  • teenygozer

    Huh, re-reading what I typed, there’s a possibility that my post was a bit confusing: I meant that the Upworthy version of the poster on this page was an updated but simplified version of the original poster by Frugal Dad… so yeah, I was trying to say that the Upworthy version was worse. :) I really don’t think the snarky multiple choice on the Upworthy poster adds anything good to the story it’s telling.

  • Dr. Rocketscience

    Clear Channel’s 850 stations have millions of people listening vs. 14,000+ teeny-tiny radio stations, each of which don’t reach many ears.

    I have no doubt, but that’s not the statistic being used. Both versions of the infographic cite the number of stations Clear Channel owns and nothing else. So why did both version use a statistic that, if you investigate, isn’t all that alarming?

    The original version also states that Clear Channel owns every station (ETA) in Minot, ND. Wondering what the significance was, I went and checked both the source (http://faculty.msb.edu/homak/homahelpsite/webhelp/Clear_Channel_-_Single_Voice_in_Minot.htm) and here: http://www.radio-locator.com/cgi-bin/locate?select=city&city=Minot&state=ND
    as well as basic stats on Minot, ND (pop. ~42,000). There are 9 stations in the city. 6 are owned by CC. Another 22 are within range of the city. Given that CC appears to own about 30% of the stations in North Dakota, that means 3 or 4 of those are likely also CC. So that stat is at best misleading and at worst a lie.

    And does anyone really want or need to listen to Mrs. Robinson at this point?

    Here’s the thing about the radio business that predates Clear Channel. Radio stations don’t really change. They find a format and a playlist that gets listeners. Then, as those listeners age, the station keeps playing the same songs, because that’s what those listeners want to hear. When the audience disappears, the station dies. Rare is the station that continues to be a “new music” station for more than a decade or so. As listeners, we hardly notice that effect, because in our minds such-and-so station has always played a certain playlist. Right now, the baby boomers represent the next audience that will disappear Mrs. Robinson will fall off the playlists soon enough, as the Boomers die off. But right now, yeah, there are a hell of a lot of people who want to keep listening to Simon and Garfunkel.

  • http://www.flickfilosopher.com/ MaryAnn Johanson

    A bit off-topic…

  • http://www.newbspeak.com Newbs

    Heh, yeah… and super lame.

  • http://www.newbspeak.com Newbs

    I like Mrs Robinson.
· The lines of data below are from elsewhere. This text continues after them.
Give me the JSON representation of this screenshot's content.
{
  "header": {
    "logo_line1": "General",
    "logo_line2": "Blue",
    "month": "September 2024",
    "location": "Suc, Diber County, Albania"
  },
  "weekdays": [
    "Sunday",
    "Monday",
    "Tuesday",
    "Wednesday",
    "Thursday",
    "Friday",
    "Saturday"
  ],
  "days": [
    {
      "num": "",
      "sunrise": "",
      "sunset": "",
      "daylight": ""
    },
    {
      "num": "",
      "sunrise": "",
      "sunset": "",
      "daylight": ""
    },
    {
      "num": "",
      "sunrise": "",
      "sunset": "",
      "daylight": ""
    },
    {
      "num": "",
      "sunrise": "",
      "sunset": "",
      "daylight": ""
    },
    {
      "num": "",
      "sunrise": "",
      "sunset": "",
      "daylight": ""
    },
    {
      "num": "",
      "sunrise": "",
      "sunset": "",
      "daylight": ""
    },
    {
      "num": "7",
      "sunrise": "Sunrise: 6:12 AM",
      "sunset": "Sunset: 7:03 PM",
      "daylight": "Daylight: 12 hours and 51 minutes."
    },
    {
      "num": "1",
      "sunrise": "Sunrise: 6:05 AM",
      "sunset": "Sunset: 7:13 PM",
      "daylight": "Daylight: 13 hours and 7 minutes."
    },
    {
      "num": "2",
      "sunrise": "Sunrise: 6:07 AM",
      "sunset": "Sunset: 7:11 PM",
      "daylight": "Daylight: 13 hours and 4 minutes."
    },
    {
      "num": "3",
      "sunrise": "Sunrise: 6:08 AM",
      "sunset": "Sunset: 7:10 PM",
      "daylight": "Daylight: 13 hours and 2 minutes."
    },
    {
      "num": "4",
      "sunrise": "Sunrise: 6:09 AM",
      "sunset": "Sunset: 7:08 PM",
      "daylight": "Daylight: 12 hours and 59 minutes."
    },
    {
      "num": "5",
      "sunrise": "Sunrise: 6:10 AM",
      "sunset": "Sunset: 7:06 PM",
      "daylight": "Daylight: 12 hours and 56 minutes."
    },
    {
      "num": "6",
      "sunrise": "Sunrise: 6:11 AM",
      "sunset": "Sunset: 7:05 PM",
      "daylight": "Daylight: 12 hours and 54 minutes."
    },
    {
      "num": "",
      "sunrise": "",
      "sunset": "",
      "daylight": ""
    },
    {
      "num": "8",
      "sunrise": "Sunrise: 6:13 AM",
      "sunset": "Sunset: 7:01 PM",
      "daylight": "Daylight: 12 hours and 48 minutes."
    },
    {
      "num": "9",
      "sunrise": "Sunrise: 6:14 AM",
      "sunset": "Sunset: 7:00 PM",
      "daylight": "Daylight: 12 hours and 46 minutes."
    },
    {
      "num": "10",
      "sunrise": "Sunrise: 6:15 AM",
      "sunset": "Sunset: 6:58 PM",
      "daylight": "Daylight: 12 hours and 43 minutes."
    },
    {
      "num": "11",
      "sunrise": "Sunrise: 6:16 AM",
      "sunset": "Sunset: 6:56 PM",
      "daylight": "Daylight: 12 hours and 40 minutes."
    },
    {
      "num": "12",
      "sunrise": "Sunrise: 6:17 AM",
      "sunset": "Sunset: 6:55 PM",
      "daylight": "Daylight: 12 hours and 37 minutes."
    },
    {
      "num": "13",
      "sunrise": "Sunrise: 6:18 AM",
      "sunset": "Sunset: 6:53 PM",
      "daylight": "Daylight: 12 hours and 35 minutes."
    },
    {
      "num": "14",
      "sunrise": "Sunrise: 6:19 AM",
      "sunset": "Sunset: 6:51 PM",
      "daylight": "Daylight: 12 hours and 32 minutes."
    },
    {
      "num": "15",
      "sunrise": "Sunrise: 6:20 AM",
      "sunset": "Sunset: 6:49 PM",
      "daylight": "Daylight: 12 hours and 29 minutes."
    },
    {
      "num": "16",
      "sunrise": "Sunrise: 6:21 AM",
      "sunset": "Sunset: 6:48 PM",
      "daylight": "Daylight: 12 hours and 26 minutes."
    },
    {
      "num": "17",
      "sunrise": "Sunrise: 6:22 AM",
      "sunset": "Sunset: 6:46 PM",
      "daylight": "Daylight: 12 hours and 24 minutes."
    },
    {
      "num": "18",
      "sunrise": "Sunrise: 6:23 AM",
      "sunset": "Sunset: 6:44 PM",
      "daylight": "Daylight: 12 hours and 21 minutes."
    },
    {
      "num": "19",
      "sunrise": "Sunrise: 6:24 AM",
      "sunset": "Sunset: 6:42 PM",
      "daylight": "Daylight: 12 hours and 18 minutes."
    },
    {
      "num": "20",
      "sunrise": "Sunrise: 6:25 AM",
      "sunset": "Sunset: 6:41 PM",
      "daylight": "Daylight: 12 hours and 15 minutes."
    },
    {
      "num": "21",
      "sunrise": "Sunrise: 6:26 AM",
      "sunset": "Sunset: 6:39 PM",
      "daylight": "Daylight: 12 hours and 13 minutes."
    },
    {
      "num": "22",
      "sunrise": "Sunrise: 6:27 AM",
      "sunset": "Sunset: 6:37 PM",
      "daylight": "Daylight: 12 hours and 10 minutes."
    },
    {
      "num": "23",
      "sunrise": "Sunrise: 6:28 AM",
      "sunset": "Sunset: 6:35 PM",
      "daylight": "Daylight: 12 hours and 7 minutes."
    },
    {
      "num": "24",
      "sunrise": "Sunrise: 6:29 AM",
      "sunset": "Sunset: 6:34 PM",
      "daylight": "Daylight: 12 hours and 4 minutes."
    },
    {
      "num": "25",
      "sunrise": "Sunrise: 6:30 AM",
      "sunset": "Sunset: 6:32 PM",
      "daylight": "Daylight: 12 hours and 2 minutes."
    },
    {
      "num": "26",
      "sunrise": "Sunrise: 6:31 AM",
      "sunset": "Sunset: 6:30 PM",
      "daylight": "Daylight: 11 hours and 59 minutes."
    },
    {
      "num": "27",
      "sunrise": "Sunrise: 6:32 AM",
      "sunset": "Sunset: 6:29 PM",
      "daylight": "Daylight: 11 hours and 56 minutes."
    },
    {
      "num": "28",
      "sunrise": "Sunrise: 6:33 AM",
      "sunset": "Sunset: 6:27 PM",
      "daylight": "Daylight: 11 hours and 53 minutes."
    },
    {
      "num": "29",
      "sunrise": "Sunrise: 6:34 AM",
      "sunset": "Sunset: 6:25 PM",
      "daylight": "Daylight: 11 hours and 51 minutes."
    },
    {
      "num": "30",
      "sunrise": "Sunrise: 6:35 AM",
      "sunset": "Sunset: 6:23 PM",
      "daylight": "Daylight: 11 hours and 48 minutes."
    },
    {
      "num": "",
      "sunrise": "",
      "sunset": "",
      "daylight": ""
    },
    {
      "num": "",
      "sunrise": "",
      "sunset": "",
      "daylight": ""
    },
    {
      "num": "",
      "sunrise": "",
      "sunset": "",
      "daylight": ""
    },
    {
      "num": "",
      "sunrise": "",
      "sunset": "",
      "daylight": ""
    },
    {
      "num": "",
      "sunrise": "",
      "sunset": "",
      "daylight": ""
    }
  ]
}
I’ll listen to it.

  • dwa4

    The common theme is the consolidation into fewer and larger corporate structures that is taking place in the industry (the subject of your post) and examples of the effect it is having on providers and the availability of the end product. At a recent national meeting a speaker encouraged a group of us to become “vertically integrated” into the corporate structure that is emerging in healthcare if we want to survive.
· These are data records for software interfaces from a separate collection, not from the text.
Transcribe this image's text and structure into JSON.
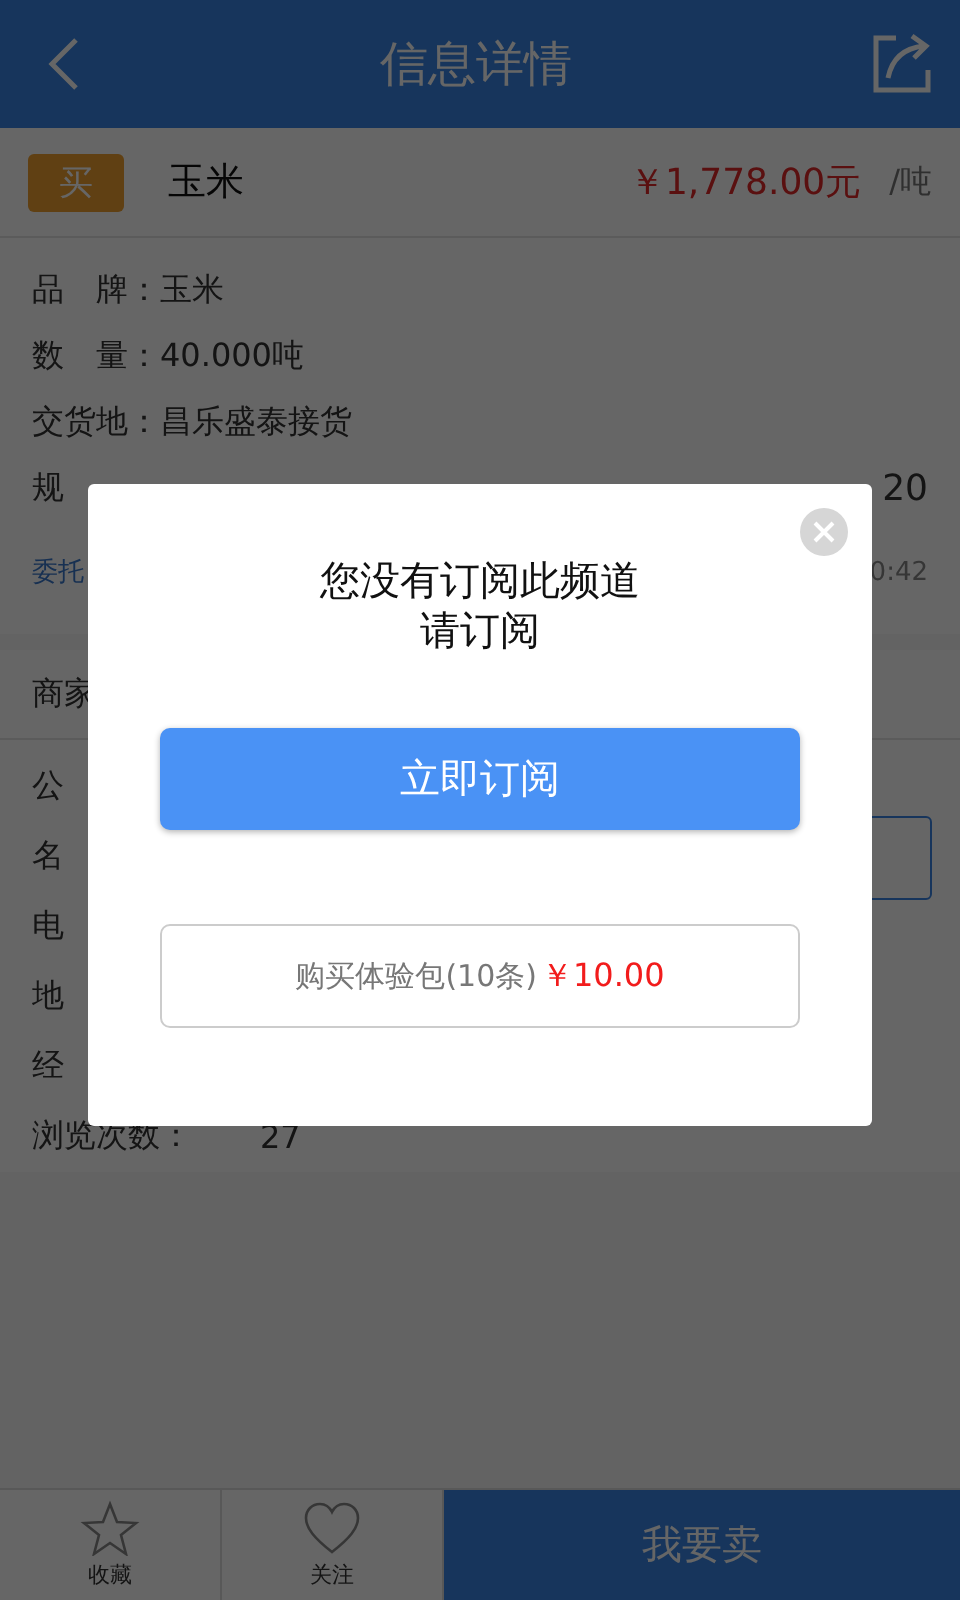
{
  "header": {
    "title": "信息详情"
  },
  "product": {
    "tag": "买",
    "name": "玉米",
    "price": "￥1,778.00元",
    "unit": "/吨"
  },
  "details": [
    {
      "label": "品　牌：",
      "value": "玉米"
    },
    {
      "label": "数　量：",
      "value": "40.000吨"
    },
    {
      "label": "交货地：",
      "value": "昌乐盛泰接货"
    },
    {
      "label": "规",
      "value": "20"
    }
  ],
  "meta": {
    "left": "委托",
    "right": "0:42"
  },
  "merchant": {
    "title": "商家",
    "rows": [
      {
        "label": "公",
        "action": false
      },
      {
        "label": "名",
        "action": true
      },
      {
        "label": "电",
        "action": false
      },
      {
        "label": "地",
        "action": false
      },
      {
        "label": "经",
        "action": false
      },
      {
        "label": "浏览次数：",
        "value": "27",
        "action": false
      }
    ]
  },
  "bottom_bar": {
    "tabs": [
      {
        "label": "收藏"
      },
      {
        "label": "关注"
      }
    ],
    "primary": "我要卖"
  },
  "dialog": {
    "lines": [
      "您没有订阅此频道",
      "请订阅"
    ],
    "primary": "立即订阅",
    "secondary": {
      "label": "购买体验包(10条)",
      "price": "￥10.00"
    }
  }
}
    Newbs label of “lame” may be a very good description of the outcomes….though I suspect that was not the point he was making.

  • Tonio Kruger

    Ditto. Besides, I am not sure why everyone is picking on Simon and Garfunkel when most stations that used to play mostly 60s music have changed their format to include music from the 70s and 80s and most modern teens’ idea of an “old” song includes any song released when GWB was in office.

  • Cashish

    I stopped paying for their crap looooooong ago and stopped paying attention to it completely shortly thereafter. My life is full of fun, love and adventure and I have many wonderful friends. Why do we need entertainment again?

    PS If you watch that junk and actually allow it to influence the way you think, you are by definition: retarded. Just wanted to point that out, have fun watching reruns of the same stupid shit, I’ll be busy enjoying life!